In my understanding, M2 includes M1 and M1 include M0. However, I checked the money supply here and used the "Compare" function to compare the money supply of m0 with money supply of m1, and found that the money supply of M0 is higher than that of M1. How come?
Because what Trading Economics states to be M0 is not really M0 but the monetary base (MB). Compare the data in their graph with the data from the Fed (e.g. here). These are some of the values from the monetary base (variable
2016-09-01 3735888 2016-10-01 3572132 2016-11-01 3629770 2016-12-01 3531565 2017-01-01 3595455 2017-02-01 3746401 2017-03-01 3856260 2017-04-01 3821654 2017-05-01 3774390
They correspond roughly to the ones in the TE graph.
Whilst M1 is indeed larger than M1, the monetary base does not need to be. This is the entry in the Wikipedia article for monetary supply in the US:
- M0: The total of all physical currency including coinage. M0 = Federal Reserve Notes + US Notes + Coins. It is not relevant whether the currency is held inside or outside of the private banking system as reserves.
- MB: The total of all physical currency plus Federal Reserve Deposits (special deposits that only banks can have at the Fed). MB = Coins + US Notes + Federal Reserve Notes + Federal Reserve Deposits
- M1: The total amount of M0 (cash/coin) outside of the private banking system plus the amount of demand deposits, travelers checks and other checkable deposits
A similar entry from the Fed website indicates that M1 does not include the whole of MB. The relevant quote is:
The monetary base is defined as the sum of currency in circulation and reserve balances (deposits held by banks and other depository institutions in their accounts at the Federal Reserve). M1 is defined as the sum of currency held by the public and transaction deposits at depository institutions (which are financial institutions that obtain their funds mainly through deposits from the public, such as commercial banks, savings and loan associations, savings banks, and credit unions).
It follows that the data from Trading Economics is misleading. It might be worth pointing this out to them.

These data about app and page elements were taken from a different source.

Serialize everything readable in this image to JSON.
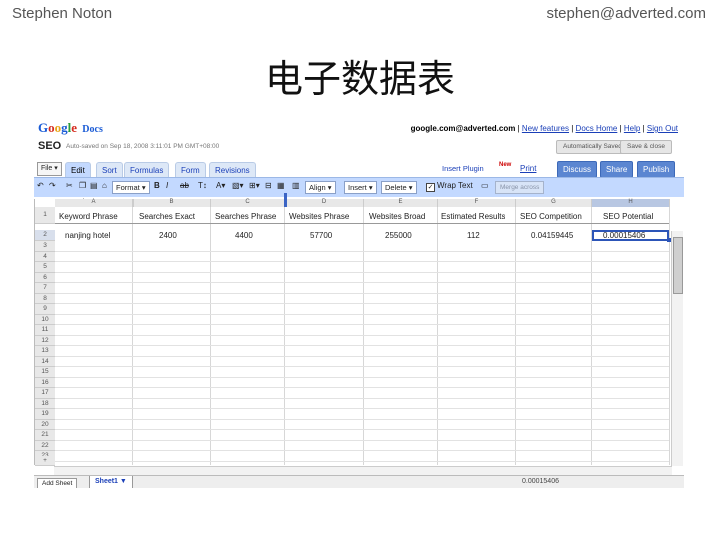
{
  "slide": {
    "author": "Stephen Noton",
    "email": "stephen@adverted.com",
    "title": "电子数据表"
  },
  "app": {
    "logo_word": "Google",
    "logo_suffix": "Docs",
    "account": "google.com@adverted.com",
    "links": [
      "New features",
      "Docs Home",
      "Help",
      "Sign Out"
    ],
    "doc_name": "SEO",
    "saved_status": "Auto-saved on Sep 18, 2008 3:11:01 PM GMT+08:00",
    "autosave_button": "Automatically Saved",
    "save_close_button": "Save & close"
  },
  "menu": {
    "file": "File ▾",
    "tabs": [
      "Edit",
      "Sort",
      "Formulas",
      "Form",
      "Revisions"
    ],
    "insert_plugin": "Insert Plugin",
    "new_badge": "New",
    "print": "Print",
    "actions": [
      "Discuss",
      "Share",
      "Publish"
    ]
  },
  "toolbar": {
    "format": "Format ▾",
    "bold": "B",
    "italic": "I",
    "strike": "ab",
    "align": "Align ▾",
    "insert": "Insert ▾",
    "delete": "Delete ▾",
    "wrap_text": "Wrap Text",
    "merge": "Merge across"
  },
  "grid": {
    "columns": [
      "A",
      "B",
      "C",
      "D",
      "E",
      "F",
      "G",
      "H"
    ],
    "selected_column": "H",
    "headers": [
      "Keyword Phrase",
      "Searches Exact",
      "Searches Phrase",
      "Websites Phrase",
      "Websites Broad",
      "Estimated Results",
      "SEO Competition",
      "SEO Potential"
    ],
    "row2": [
      "nanjing hotel",
      "2400",
      "4400",
      "57700",
      "255000",
      "112",
      "0.04159445",
      "0.00015406"
    ],
    "row_numbers": [
      "1",
      "2",
      "3",
      "4",
      "5",
      "6",
      "7",
      "8",
      "9",
      "10",
      "11",
      "12",
      "13",
      "14",
      "15",
      "16",
      "17",
      "18",
      "19",
      "20",
      "21",
      "22",
      "23"
    ],
    "add_row": "+"
  },
  "footer": {
    "add_sheet": "Add Sheet",
    "sheet_tab": "Sheet1 ▼",
    "sum_value": "0.00015406"
  }
}
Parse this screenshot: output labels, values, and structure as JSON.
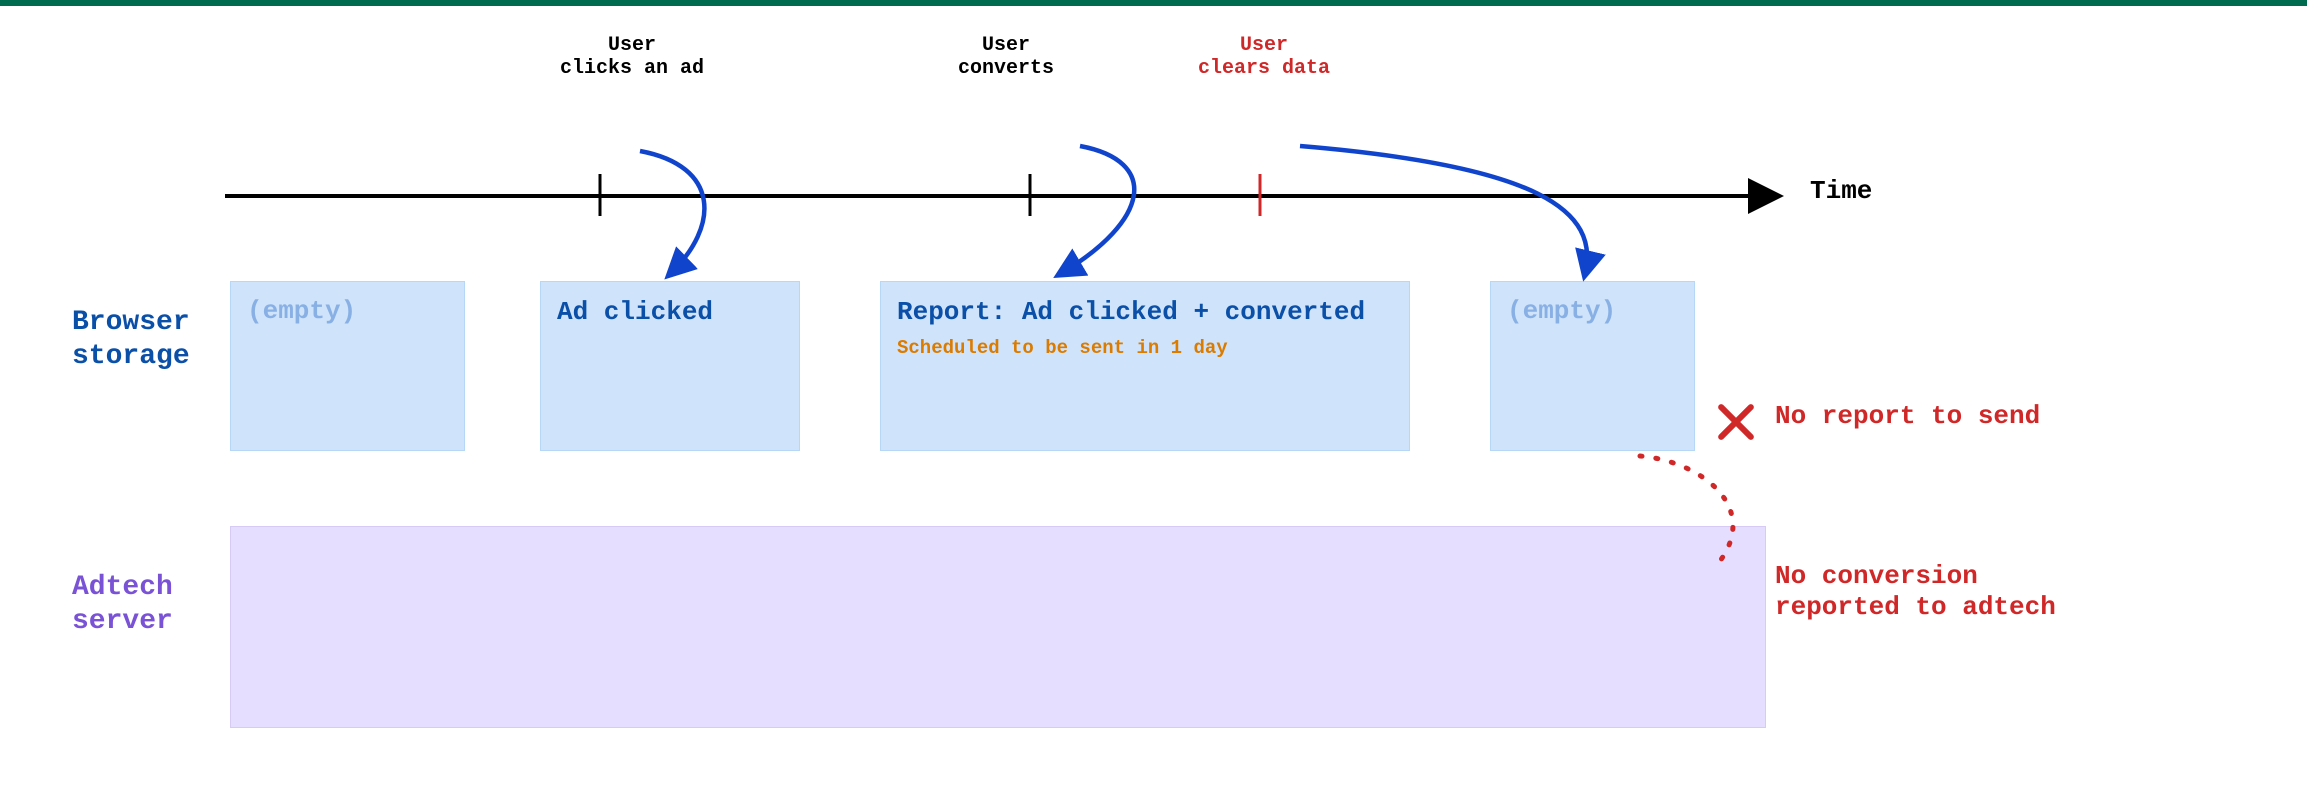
{
  "axis": {
    "time_label": "Time"
  },
  "events": {
    "click": "User\nclicks an ad",
    "convert": "User\nconverts",
    "clear": "User\nclears data"
  },
  "layers": {
    "browser": "Browser\nstorage",
    "server": "Adtech\nserver"
  },
  "boxes": {
    "empty1": "(empty)",
    "clicked": "Ad clicked",
    "report_title": "Report:\nAd clicked + converted",
    "report_sched": "Scheduled to be sent in 1 day",
    "empty2": "(empty)"
  },
  "annotations": {
    "no_report": "No report to send",
    "no_conv": "No conversion\nreported to adtech"
  }
}
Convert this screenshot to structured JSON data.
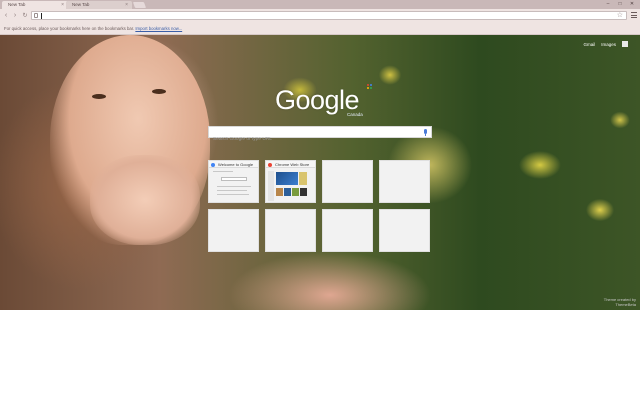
{
  "tabs": [
    {
      "label": "New Tab",
      "active": true
    },
    {
      "label": "New Tab",
      "active": false
    }
  ],
  "window_controls": {
    "minimize": "–",
    "maximize": "□",
    "close": "✕"
  },
  "toolbar": {
    "back_glyph": "‹",
    "forward_glyph": "›",
    "reload_glyph": "↻",
    "omnibox_value": "",
    "bookmark_glyph": "☆"
  },
  "bookmarks_bar": {
    "message": "For quick access, place your bookmarks here on the bookmarks bar. ",
    "link": "Import bookmarks now..."
  },
  "ntp": {
    "links": {
      "gmail": "Gmail",
      "images": "Images"
    },
    "logo": "Google",
    "logo_region": "Canada",
    "search_placeholder": "Search Google or type URL",
    "tiles": [
      {
        "title": "Welcome to Google"
      },
      {
        "title": "Chrome Web Store"
      },
      {
        "title": ""
      },
      {
        "title": ""
      },
      {
        "title": ""
      },
      {
        "title": ""
      },
      {
        "title": ""
      },
      {
        "title": ""
      }
    ],
    "theme_credit": [
      "Theme created by",
      "ThemeBeta"
    ]
  },
  "colors": {
    "tabstrip": "#c9b8b8",
    "toolbar": "#efe4e2",
    "google_blue": "#4285f4",
    "google_red": "#ea4335",
    "google_yellow": "#fbbc05",
    "google_green": "#34a853"
  },
  "icons": [
    "page-icon",
    "star-icon",
    "menu-icon",
    "apps-icon",
    "mic-icon",
    "tab-close-icon",
    "favicon"
  ]
}
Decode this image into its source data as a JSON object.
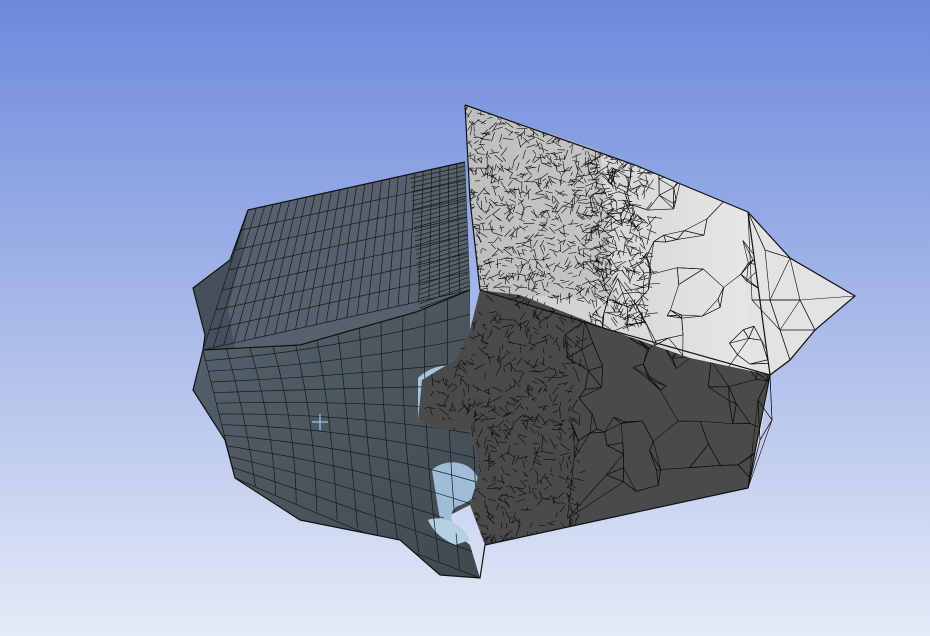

What you want to compare is M1 and the currency component of M1: https://fred.stlouisfed.org/graph/?id=CURRNS,M1NS,
Trading Economics is a bad source.